The bow Gandeeva slips from my hand, and my skin burns. I cannot keep quiet, for my mind is in tumult. The omens are adverse; what good can come from the slaughter of my people on this battlefield? Ah my Lord! I crave not for victory, nor for the kingdom, nor for any pleasure. What were a kingdom or happiness or life to me, When those for whose sake I desire these things stand here about to sacrifice their property and their lives: Teachers, fathers and grandfathers, sons and grandsons, uncles, father-in-law, brothers-inlaw and other relatives.

I would not kill them, even for three worlds; why then for this poor earth? It matters not if I myself am killed. My Lord! What happiness can come from the death of these sons of Dhritarashtra? We shall sin if we kill these desperate men. We are worthy of a nobler feat than to slaughter our relatives – the sons of Dhritarashtra; for, my Lord, how can we be happy of we kill our kinsmen? Although these men, blinded by greed, see no guilt in destroying their kin, or fighting against their friends, Should not we, whose eyes are open, who consider it to be wrong to annihilate our house, turn away from so great a crime? The destruction of our kindred means the destruction of the traditions of our ancient lineage, and when these are lost, irreligion will overrun our homes.

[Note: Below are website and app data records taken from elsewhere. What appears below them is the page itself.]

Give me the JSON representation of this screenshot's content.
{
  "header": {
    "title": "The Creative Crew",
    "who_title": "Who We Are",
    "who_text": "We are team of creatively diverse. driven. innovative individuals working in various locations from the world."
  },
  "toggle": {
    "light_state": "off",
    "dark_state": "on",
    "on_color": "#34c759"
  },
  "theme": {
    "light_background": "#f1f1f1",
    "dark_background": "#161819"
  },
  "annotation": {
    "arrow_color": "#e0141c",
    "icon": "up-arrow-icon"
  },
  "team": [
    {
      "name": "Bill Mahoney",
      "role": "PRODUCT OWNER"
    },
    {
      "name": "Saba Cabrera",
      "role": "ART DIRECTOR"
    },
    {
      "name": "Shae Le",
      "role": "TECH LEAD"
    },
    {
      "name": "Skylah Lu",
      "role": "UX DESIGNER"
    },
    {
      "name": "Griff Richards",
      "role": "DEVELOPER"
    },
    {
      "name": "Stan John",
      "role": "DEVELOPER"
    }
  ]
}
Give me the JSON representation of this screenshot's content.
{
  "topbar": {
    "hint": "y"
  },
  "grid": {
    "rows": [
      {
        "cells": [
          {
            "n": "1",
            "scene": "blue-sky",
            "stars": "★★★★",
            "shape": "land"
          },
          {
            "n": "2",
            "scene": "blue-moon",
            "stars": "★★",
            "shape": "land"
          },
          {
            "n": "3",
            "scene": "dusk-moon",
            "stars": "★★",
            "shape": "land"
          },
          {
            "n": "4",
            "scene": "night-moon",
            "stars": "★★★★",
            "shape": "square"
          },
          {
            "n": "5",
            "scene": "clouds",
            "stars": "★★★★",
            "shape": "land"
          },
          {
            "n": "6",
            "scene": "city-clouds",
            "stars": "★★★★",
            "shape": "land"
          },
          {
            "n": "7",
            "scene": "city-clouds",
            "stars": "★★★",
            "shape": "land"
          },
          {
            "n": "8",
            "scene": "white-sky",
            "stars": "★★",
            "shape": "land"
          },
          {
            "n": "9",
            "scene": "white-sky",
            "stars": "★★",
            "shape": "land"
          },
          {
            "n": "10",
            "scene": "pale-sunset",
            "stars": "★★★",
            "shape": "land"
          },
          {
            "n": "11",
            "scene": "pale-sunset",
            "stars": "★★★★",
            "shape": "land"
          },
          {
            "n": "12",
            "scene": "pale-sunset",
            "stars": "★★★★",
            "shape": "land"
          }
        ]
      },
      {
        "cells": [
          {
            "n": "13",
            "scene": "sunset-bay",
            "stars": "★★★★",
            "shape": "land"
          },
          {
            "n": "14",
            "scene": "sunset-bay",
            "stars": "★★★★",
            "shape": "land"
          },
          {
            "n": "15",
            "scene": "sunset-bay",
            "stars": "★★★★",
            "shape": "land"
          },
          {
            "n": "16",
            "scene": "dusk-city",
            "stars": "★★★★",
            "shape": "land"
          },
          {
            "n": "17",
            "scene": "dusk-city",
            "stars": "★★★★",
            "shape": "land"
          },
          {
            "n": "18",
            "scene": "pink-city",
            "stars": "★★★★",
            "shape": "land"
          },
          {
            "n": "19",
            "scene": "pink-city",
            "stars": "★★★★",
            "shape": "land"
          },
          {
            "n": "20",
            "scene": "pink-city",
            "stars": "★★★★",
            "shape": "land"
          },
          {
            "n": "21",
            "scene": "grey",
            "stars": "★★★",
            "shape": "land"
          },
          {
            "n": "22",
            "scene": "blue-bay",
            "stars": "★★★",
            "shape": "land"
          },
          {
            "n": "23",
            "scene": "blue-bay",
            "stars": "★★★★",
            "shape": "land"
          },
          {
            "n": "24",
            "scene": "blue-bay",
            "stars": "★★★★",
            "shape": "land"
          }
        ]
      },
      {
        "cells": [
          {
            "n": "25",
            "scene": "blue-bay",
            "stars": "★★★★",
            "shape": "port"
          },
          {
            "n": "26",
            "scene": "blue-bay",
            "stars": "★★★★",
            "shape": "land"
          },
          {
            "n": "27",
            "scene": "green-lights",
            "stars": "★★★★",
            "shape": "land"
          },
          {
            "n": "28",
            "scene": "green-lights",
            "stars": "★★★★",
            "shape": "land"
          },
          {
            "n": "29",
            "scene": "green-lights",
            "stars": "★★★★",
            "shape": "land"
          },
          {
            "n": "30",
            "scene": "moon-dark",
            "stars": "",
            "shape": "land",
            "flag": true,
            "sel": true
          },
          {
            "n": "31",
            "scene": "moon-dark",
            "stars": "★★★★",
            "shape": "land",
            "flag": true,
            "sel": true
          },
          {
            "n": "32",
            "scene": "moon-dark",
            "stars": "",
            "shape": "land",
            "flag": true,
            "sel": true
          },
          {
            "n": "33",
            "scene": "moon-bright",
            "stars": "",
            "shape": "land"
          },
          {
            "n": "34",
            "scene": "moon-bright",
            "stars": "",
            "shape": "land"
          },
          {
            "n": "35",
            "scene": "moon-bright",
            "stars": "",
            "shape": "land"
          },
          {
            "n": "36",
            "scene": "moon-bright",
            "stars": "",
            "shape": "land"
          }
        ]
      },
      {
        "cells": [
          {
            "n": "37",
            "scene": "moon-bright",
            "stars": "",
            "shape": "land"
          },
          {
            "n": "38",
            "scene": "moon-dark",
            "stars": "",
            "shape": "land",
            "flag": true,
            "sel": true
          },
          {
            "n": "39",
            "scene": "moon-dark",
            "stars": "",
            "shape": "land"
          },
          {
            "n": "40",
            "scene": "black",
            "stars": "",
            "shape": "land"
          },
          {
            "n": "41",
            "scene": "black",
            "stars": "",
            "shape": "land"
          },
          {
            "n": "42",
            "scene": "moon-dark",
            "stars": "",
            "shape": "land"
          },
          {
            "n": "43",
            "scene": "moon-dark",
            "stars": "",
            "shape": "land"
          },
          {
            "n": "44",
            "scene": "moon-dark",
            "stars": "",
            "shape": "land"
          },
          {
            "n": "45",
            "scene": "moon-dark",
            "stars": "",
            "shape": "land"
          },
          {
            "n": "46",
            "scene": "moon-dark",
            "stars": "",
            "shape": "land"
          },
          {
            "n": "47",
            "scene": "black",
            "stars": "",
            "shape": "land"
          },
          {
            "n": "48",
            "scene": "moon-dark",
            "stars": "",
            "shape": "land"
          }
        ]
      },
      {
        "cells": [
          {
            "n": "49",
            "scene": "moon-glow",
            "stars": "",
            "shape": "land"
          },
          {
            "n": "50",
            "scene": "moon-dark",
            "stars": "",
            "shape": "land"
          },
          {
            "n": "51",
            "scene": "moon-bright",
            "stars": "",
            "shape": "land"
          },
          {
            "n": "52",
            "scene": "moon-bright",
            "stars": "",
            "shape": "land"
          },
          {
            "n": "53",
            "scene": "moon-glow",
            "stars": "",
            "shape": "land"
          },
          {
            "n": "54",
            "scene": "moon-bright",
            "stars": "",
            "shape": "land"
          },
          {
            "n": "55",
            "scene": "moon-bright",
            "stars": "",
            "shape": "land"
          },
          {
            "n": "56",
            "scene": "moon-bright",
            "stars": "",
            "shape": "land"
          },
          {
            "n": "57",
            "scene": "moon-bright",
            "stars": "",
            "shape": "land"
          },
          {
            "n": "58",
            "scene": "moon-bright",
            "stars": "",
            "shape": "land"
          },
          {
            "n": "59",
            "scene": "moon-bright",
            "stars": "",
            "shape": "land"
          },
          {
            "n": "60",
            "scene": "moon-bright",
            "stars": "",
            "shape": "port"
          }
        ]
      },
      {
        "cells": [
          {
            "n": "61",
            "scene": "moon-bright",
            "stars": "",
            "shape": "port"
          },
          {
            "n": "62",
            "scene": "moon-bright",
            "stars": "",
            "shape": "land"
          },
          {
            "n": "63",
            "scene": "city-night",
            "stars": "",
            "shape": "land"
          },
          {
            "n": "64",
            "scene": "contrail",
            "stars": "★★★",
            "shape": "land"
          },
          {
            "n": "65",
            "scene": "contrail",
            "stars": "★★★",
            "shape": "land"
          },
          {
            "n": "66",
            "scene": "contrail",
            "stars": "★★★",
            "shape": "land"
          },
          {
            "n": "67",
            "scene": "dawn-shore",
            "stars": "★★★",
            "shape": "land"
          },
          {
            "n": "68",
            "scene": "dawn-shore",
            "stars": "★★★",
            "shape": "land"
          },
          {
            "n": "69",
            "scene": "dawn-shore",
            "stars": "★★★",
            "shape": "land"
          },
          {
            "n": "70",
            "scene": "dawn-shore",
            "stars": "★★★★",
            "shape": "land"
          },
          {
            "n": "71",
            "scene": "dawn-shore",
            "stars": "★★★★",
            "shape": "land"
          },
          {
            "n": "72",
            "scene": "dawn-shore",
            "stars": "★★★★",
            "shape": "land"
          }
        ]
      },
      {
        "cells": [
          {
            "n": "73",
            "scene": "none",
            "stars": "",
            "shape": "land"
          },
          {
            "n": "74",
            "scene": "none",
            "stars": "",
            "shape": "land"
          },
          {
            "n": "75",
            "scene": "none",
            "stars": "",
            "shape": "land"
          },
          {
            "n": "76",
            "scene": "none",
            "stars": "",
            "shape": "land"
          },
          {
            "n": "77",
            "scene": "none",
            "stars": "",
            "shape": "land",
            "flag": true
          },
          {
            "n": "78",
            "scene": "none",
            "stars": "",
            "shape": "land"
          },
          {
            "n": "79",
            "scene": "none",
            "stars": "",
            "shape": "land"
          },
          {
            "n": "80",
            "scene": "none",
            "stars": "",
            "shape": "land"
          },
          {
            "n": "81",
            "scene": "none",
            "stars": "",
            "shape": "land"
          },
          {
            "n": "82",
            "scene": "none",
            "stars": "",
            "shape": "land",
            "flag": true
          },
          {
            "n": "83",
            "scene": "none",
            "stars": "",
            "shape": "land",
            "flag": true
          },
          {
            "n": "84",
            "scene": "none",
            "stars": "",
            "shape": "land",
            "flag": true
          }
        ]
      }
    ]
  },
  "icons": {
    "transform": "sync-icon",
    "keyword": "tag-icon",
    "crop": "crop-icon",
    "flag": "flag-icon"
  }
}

When irreligion spreads, the women of the house begin to stray; when they lose their purity, adulteration of the stock follows. Promiscuity ruins both the family and those who defile it; while the souls of our ancestors droop, through lack of the funeral cakes and ablutions. By the destruction of our lineage and the pollution of blood, ancient class traditions and family purity alike perish.

The wise say, my Lord, that they are forever lost, whose ancient traditions are lost. Alas, it is strange that we should be willing to kill our own countrymen and commit a great sin, in order to enjoy the pleasures of a kingdom. If, on the contrary, the sons of Dhritarashtra, with weapons in their hand, should slay me, unarmed and unresisting, surely that would be better for my welfare!”

Sanjaya said: “Having spoken thus, in the midst of the armies, Arjuna sank on the seat of the
chariot, casting away his bow and arrow; heartbroken with grief.”

Thus, in the Holy Book the Bhagavad Gita, one of the Upanishads, in the Science of the Supreme Spirit, in the Art of Self-Knowledge, in the colloquy between the Divine Lord Shri Krishna and the Prince Arjuna, stands the first chapter, entitled: The Despondency of Arjuna.